* REQUIREMENT
Output the data unchanged and complete, minus the images.

--------

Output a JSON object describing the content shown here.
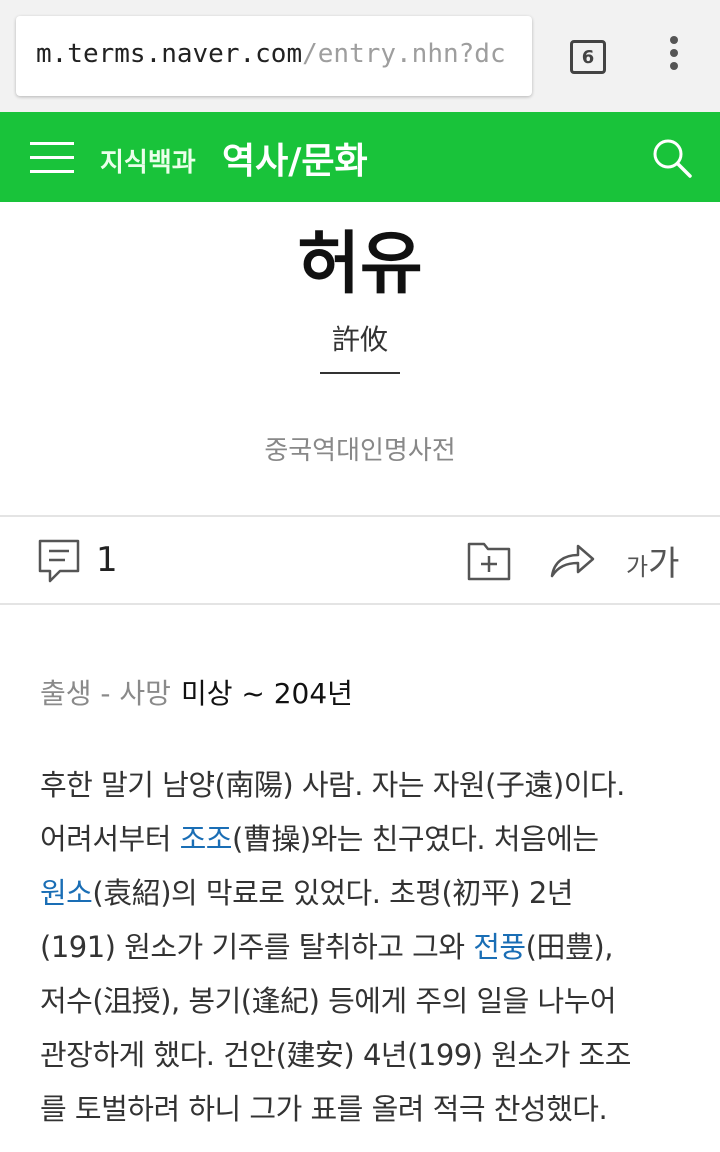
{
  "browser": {
    "url_host": "m.terms.naver.com",
    "url_path": "/entry.nhn?dc",
    "tab_count": "6"
  },
  "header": {
    "brand_small": "지식백과",
    "brand_big": "역사/문화"
  },
  "entry": {
    "title": "허유",
    "hanja": "許攸",
    "source": "중국역대인명사전"
  },
  "toolbar": {
    "comment_count": "1",
    "font_label_small": "가",
    "font_label_big": "가"
  },
  "meta": {
    "label": "출생 - 사망",
    "value": "미상 ~ 204년"
  },
  "body": {
    "line1": "후한 말기 남양(南陽) 사람. 자는 자원(子遠)이다.",
    "line2_pre": "어려서부터 ",
    "line2_link": "조조",
    "line2_post": "(曹操)와는 친구였다. 처음에는",
    "line3_link": "원소",
    "line3_post": "(袁紹)의 막료로 있었다. 초평(初平) 2년",
    "line4_pre": "(191) 원소가 기주를 탈취하고 그와 ",
    "line4_link": "전풍",
    "line4_post": "(田豊),",
    "line5": "저수(沮授), 봉기(逢紀) 등에게 주의 일을 나누어",
    "line6": "관장하게 했다. 건안(建安) 4년(199) 원소가 조조",
    "line7": "를 토벌하려 하니 그가 표를 올려 적극 찬성했다."
  },
  "colors": {
    "header_green": "#19c33a",
    "link_blue": "#1a6eb5"
  }
}
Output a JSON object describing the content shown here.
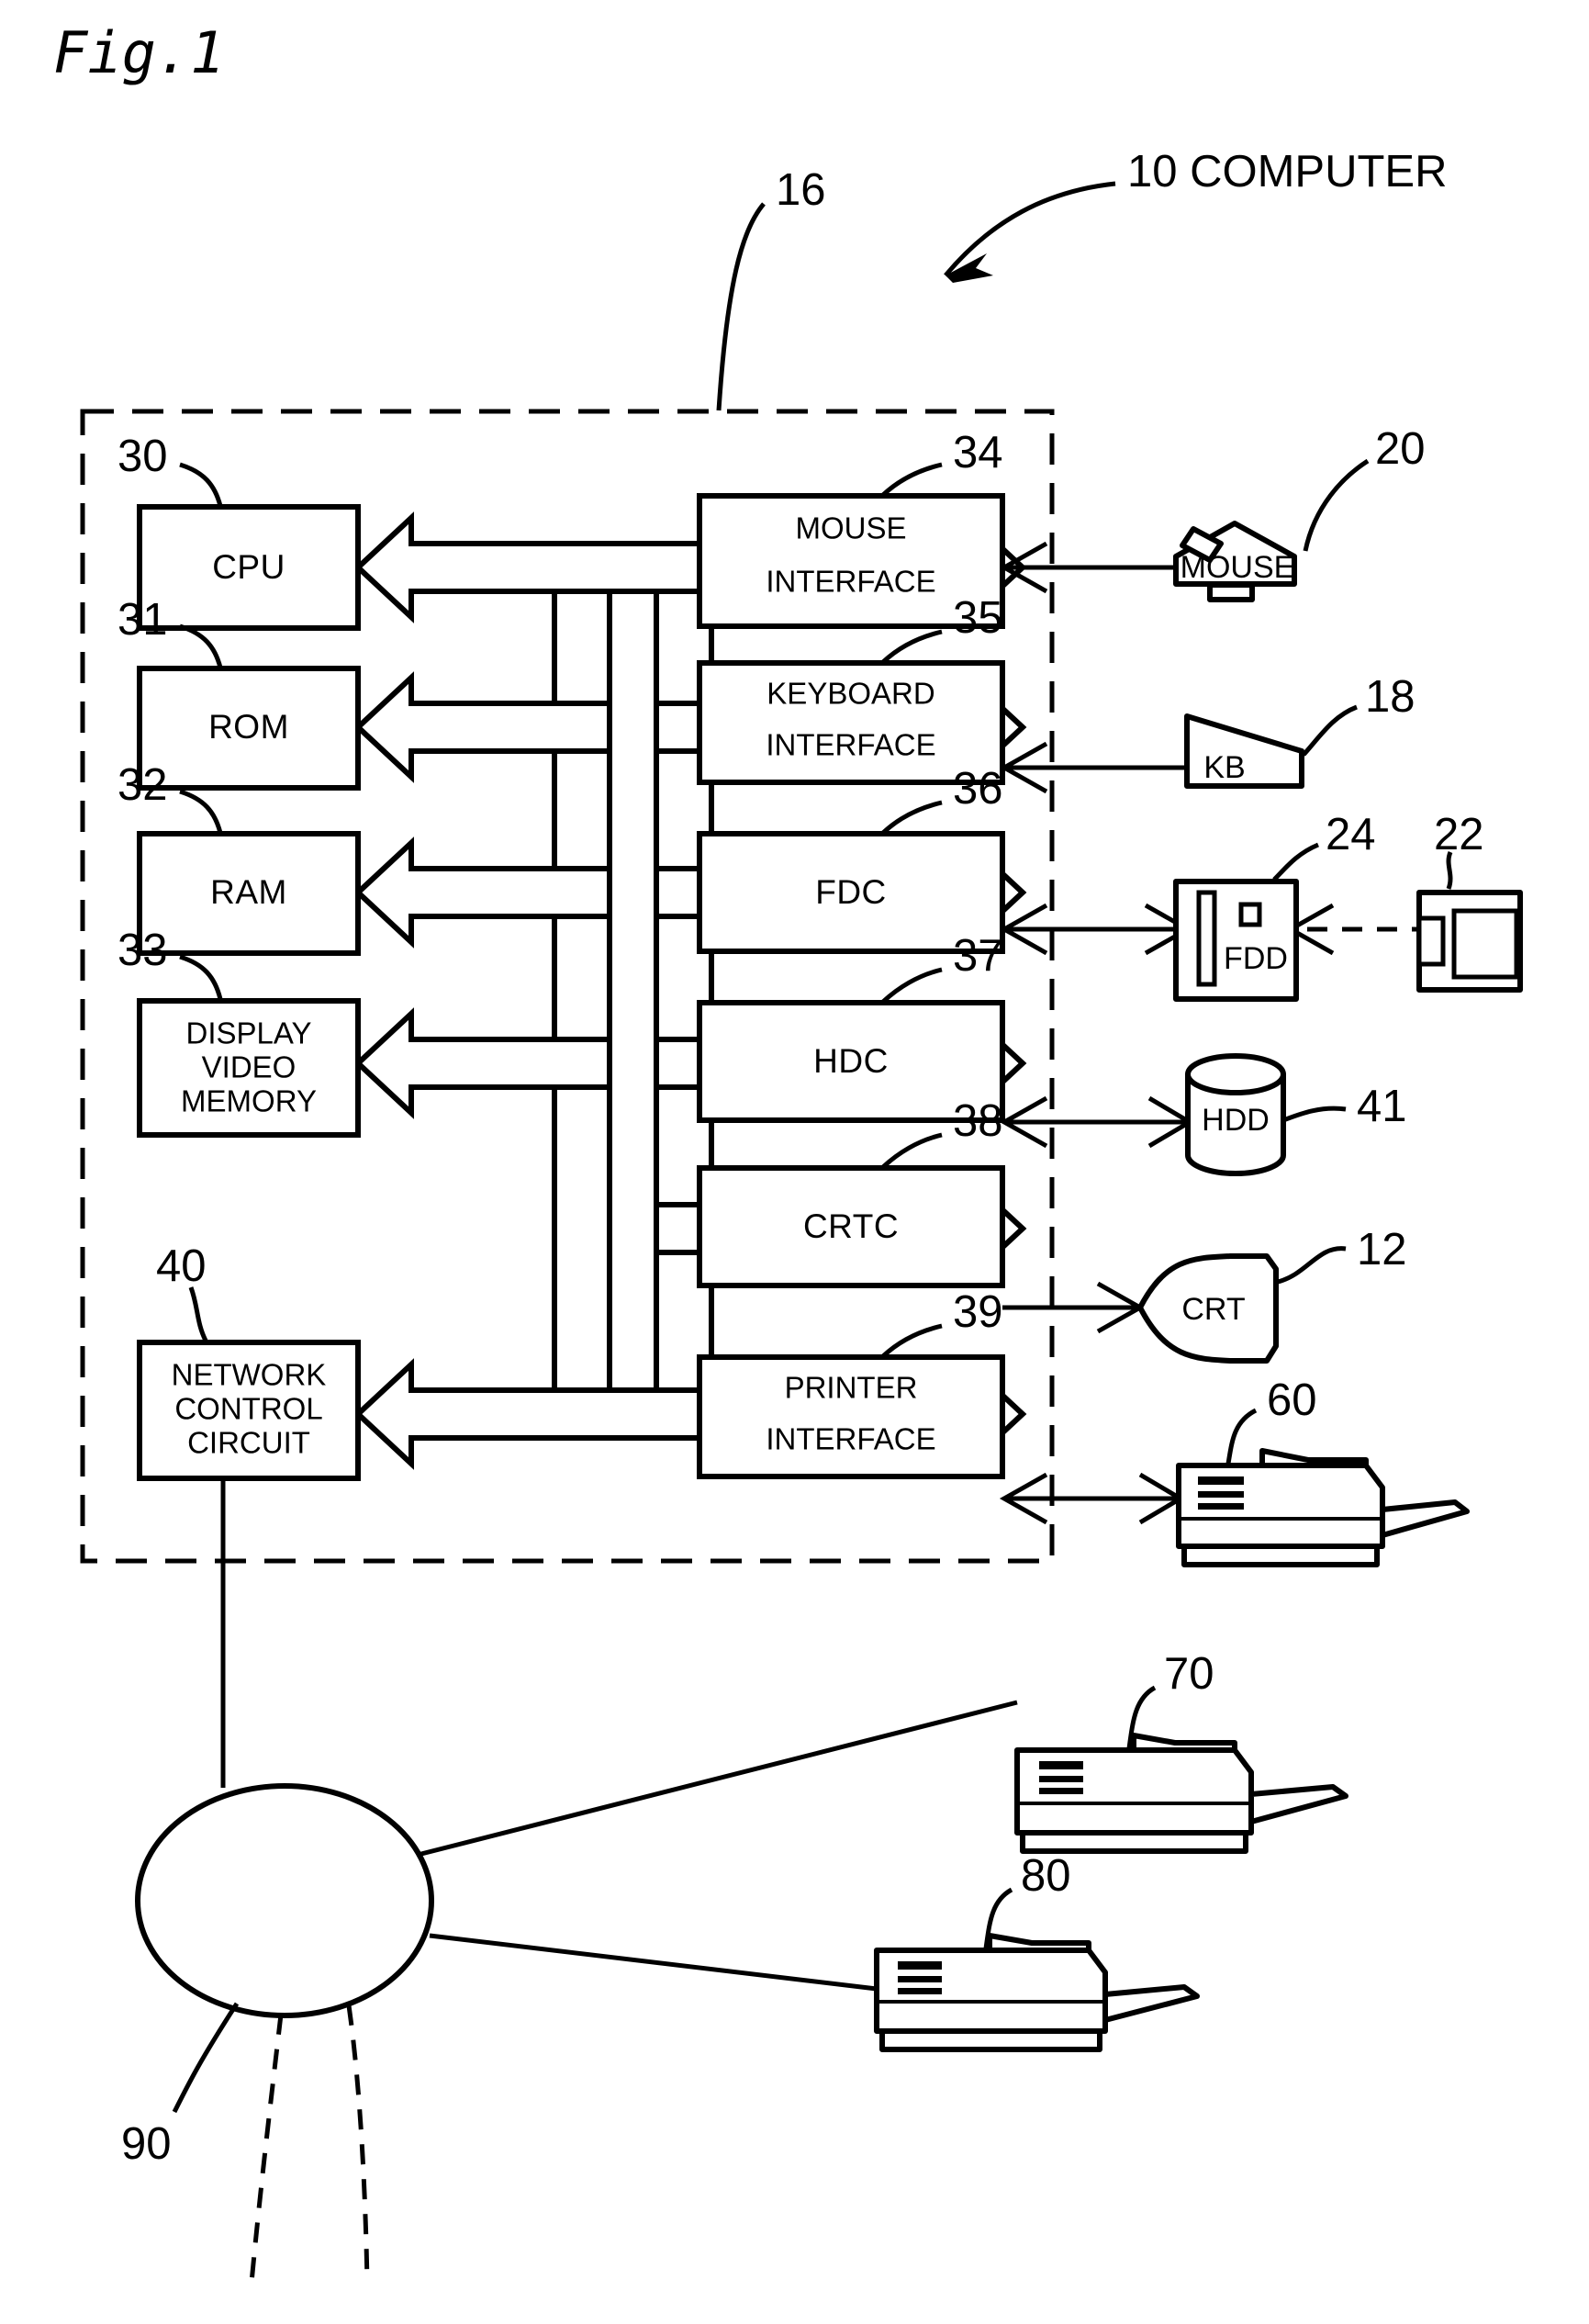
{
  "figure": {
    "title": "Fig.1",
    "overall_label": "10 COMPUTER",
    "main_unit_ref": "16"
  },
  "internal_blocks": [
    {
      "ref": "30",
      "label": "CPU",
      "lines": [
        "CPU"
      ]
    },
    {
      "ref": "31",
      "label": "ROM",
      "lines": [
        "ROM"
      ]
    },
    {
      "ref": "32",
      "label": "RAM",
      "lines": [
        "RAM"
      ]
    },
    {
      "ref": "33",
      "label": "DISPLAY VIDEO MEMORY",
      "lines": [
        "DISPLAY",
        "VIDEO",
        "MEMORY"
      ]
    },
    {
      "ref": "40",
      "label": "NETWORK CONTROL CIRCUIT",
      "lines": [
        "NETWORK",
        "CONTROL",
        "CIRCUIT"
      ]
    },
    {
      "ref": "34",
      "label": "MOUSE INTERFACE",
      "lines": [
        "MOUSE",
        "INTERFACE"
      ]
    },
    {
      "ref": "35",
      "label": "KEYBOARD INTERFACE",
      "lines": [
        "KEYBOARD",
        "INTERFACE"
      ]
    },
    {
      "ref": "36",
      "label": "FDC",
      "lines": [
        "FDC"
      ]
    },
    {
      "ref": "37",
      "label": "HDC",
      "lines": [
        "HDC"
      ]
    },
    {
      "ref": "38",
      "label": "CRTC",
      "lines": [
        "CRTC"
      ]
    },
    {
      "ref": "39",
      "label": "PRINTER INTERFACE",
      "lines": [
        "PRINTER",
        "INTERFACE"
      ]
    }
  ],
  "peripherals": [
    {
      "ref": "20",
      "label": "MOUSE",
      "shape": "mouse"
    },
    {
      "ref": "18",
      "label": "KB",
      "shape": "keyboard-wedge"
    },
    {
      "ref": "24",
      "label": "FDD",
      "shape": "floppy-drive"
    },
    {
      "ref": "22",
      "label": "",
      "shape": "floppy-disk"
    },
    {
      "ref": "41",
      "label": "HDD",
      "shape": "cylinder"
    },
    {
      "ref": "12",
      "label": "CRT",
      "shape": "crt-tube"
    },
    {
      "ref": "60",
      "label": "",
      "shape": "printer"
    },
    {
      "ref": "70",
      "label": "",
      "shape": "printer"
    },
    {
      "ref": "80",
      "label": "",
      "shape": "printer"
    },
    {
      "ref": "90",
      "label": "",
      "shape": "network-ellipse"
    }
  ],
  "refs": {
    "r10": "10 COMPUTER",
    "r12": "12",
    "r16": "16",
    "r18": "18",
    "r20": "20",
    "r22": "22",
    "r24": "24",
    "r30": "30",
    "r31": "31",
    "r32": "32",
    "r33": "33",
    "r34": "34",
    "r35": "35",
    "r36": "36",
    "r37": "37",
    "r38": "38",
    "r39": "39",
    "r40": "40",
    "r41": "41",
    "r60": "60",
    "r70": "70",
    "r80": "80",
    "r90": "90"
  },
  "labels": {
    "cpu": "CPU",
    "rom": "ROM",
    "ram": "RAM",
    "dvm1": "DISPLAY",
    "dvm2": "VIDEO",
    "dvm3": "MEMORY",
    "ncc1": "NETWORK",
    "ncc2": "CONTROL",
    "ncc3": "CIRCUIT",
    "mi1": "MOUSE",
    "mi2": "INTERFACE",
    "ki1": "KEYBOARD",
    "ki2": "INTERFACE",
    "fdc": "FDC",
    "hdc": "HDC",
    "crtc": "CRTC",
    "pi1": "PRINTER",
    "pi2": "INTERFACE",
    "mouse": "MOUSE",
    "kb": "KB",
    "fdd": "FDD",
    "hdd": "HDD",
    "crt": "CRT"
  },
  "colors": {
    "ink": "#000000",
    "paper": "#ffffff"
  }
}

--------

* WRITTEN SOLUTION
Output a JSON object describing the content shown here.
{
  "browser": {
    "url_host": "m.terms.naver.com",
    "url_path": "/entry.nhn?dc",
    "tab_count": "6"
  },
  "header": {
    "brand_small": "지식백과",
    "brand_big": "역사/문화"
  },
  "entry": {
    "title": "허유",
    "hanja": "許攸",
    "source": "중국역대인명사전"
  },
  "toolbar": {
    "comment_count": "1",
    "font_label_small": "가",
    "font_label_big": "가"
  },
  "meta": {
    "label": "출생 - 사망",
    "value": "미상 ~ 204년"
  },
  "body": {
    "line1": "후한 말기 남양(南陽) 사람. 자는 자원(子遠)이다.",
    "line2_pre": "어려서부터 ",
    "line2_link": "조조",
    "line2_post": "(曹操)와는 친구였다. 처음에는",
    "line3_link": "원소",
    "line3_post": "(袁紹)의 막료로 있었다. 초평(初平) 2년",
    "line4_pre": "(191) 원소가 기주를 탈취하고 그와 ",
    "line4_link": "전풍",
    "line4_post": "(田豊),",
    "line5": "저수(沮授), 봉기(逢紀) 등에게 주의 일을 나누어",
    "line6": "관장하게 했다. 건안(建安) 4년(199) 원소가 조조",
    "line7": "를 토벌하려 하니 그가 표를 올려 적극 찬성했다."
  },
  "colors": {
    "header_green": "#19c33a",
    "link_blue": "#1a6eb5"
  }
}
Output a JSON object describing the content shown here.
{
  "figure": {
    "title": "Fig.1",
    "overall_label": "10 COMPUTER",
    "main_unit_ref": "16"
  },
  "internal_blocks": [
    {
      "ref": "30",
      "label": "CPU",
      "lines": [
        "CPU"
      ]
    },
    {
      "ref": "31",
      "label": "ROM",
      "lines": [
        "ROM"
      ]
    },
    {
      "ref": "32",
      "label": "RAM",
      "lines": [
        "RAM"
      ]
    },
    {
      "ref": "33",
      "label": "DISPLAY VIDEO MEMORY",
      "lines": [
        "DISPLAY",
        "VIDEO",
        "MEMORY"
      ]
    },
    {
      "ref": "40",
      "label": "NETWORK CONTROL CIRCUIT",
      "lines": [
        "NETWORK",
        "CONTROL",
        "CIRCUIT"
      ]
    },
    {
      "ref": "34",
      "label": "MOUSE INTERFACE",
      "lines": [
        "MOUSE",
        "INTERFACE"
      ]
    },
    {
      "ref": "35",
      "label": "KEYBOARD INTERFACE",
      "lines": [
        "KEYBOARD",
        "INTERFACE"
      ]
    },
    {
      "ref": "36",
      "label": "FDC",
      "lines": [
        "FDC"
      ]
    },
    {
      "ref": "37",
      "label": "HDC",
      "lines": [
        "HDC"
      ]
    },
    {
      "ref": "38",
      "label": "CRTC",
      "lines": [
        "CRTC"
      ]
    },
    {
      "ref": "39",
      "label": "PRINTER INTERFACE",
      "lines": [
        "PRINTER",
        "INTERFACE"
      ]
    }
  ],
  "peripherals": [
    {
      "ref": "20",
      "label": "MOUSE",
      "shape": "mouse"
    },
    {
      "ref": "18",
      "label": "KB",
      "shape": "keyboard-wedge"
    },
    {
      "ref": "24",
      "label": "FDD",
      "shape": "floppy-drive"
    },
    {
      "ref": "22",
      "label": "",
      "shape": "floppy-disk"
    },
    {
      "ref": "41",
      "label": "HDD",
      "shape": "cylinder"
    },
    {
      "ref": "12",
      "label": "CRT",
      "shape": "crt-tube"
    },
    {
      "ref": "60",
      "label": "",
      "shape": "printer"
    },
    {
      "ref": "70",
      "label": "",
      "shape": "printer"
    },
    {
      "ref": "80",
      "label": "",
      "shape": "printer"
    },
    {
      "ref": "90",
      "label": "",
      "shape": "network-ellipse"
    }
  ],
  "refs": {
    "r10": "10 COMPUTER",
    "r12": "12",
    "r16": "16",
    "r18": "18",
    "r20": "20",
    "r22": "22",
    "r24": "24",
    "r30": "30",
    "r31": "31",
    "r32": "32",
    "r33": "33",
    "r34": "34",
    "r35": "35",
    "r36": "36",
    "r37": "37",
    "r38": "38",
    "r39": "39",
    "r40": "40",
    "r41": "41",
    "r60": "60",
    "r70": "70",
    "r80": "80",
    "r90": "90"
  },
  "labels": {
    "cpu": "CPU",
    "rom": "ROM",
    "ram": "RAM",
    "dvm1": "DISPLAY",
    "dvm2": "VIDEO",
    "dvm3": "MEMORY",
    "ncc1": "NETWORK",
    "ncc2": "CONTROL",
    "ncc3": "CIRCUIT",
    "mi1": "MOUSE",
    "mi2": "INTERFACE",
    "ki1": "KEYBOARD",
    "ki2": "INTERFACE",
    "fdc": "FDC",
    "hdc": "HDC",
    "crtc": "CRTC",
    "pi1": "PRINTER",
    "pi2": "INTERFACE",
    "mouse": "MOUSE",
    "kb": "KB",
    "fdd": "FDD",
    "hdd": "HDD",
    "crt": "CRT"
  },
  "colors": {
    "ink": "#000000",
    "paper": "#ffffff"
  }
}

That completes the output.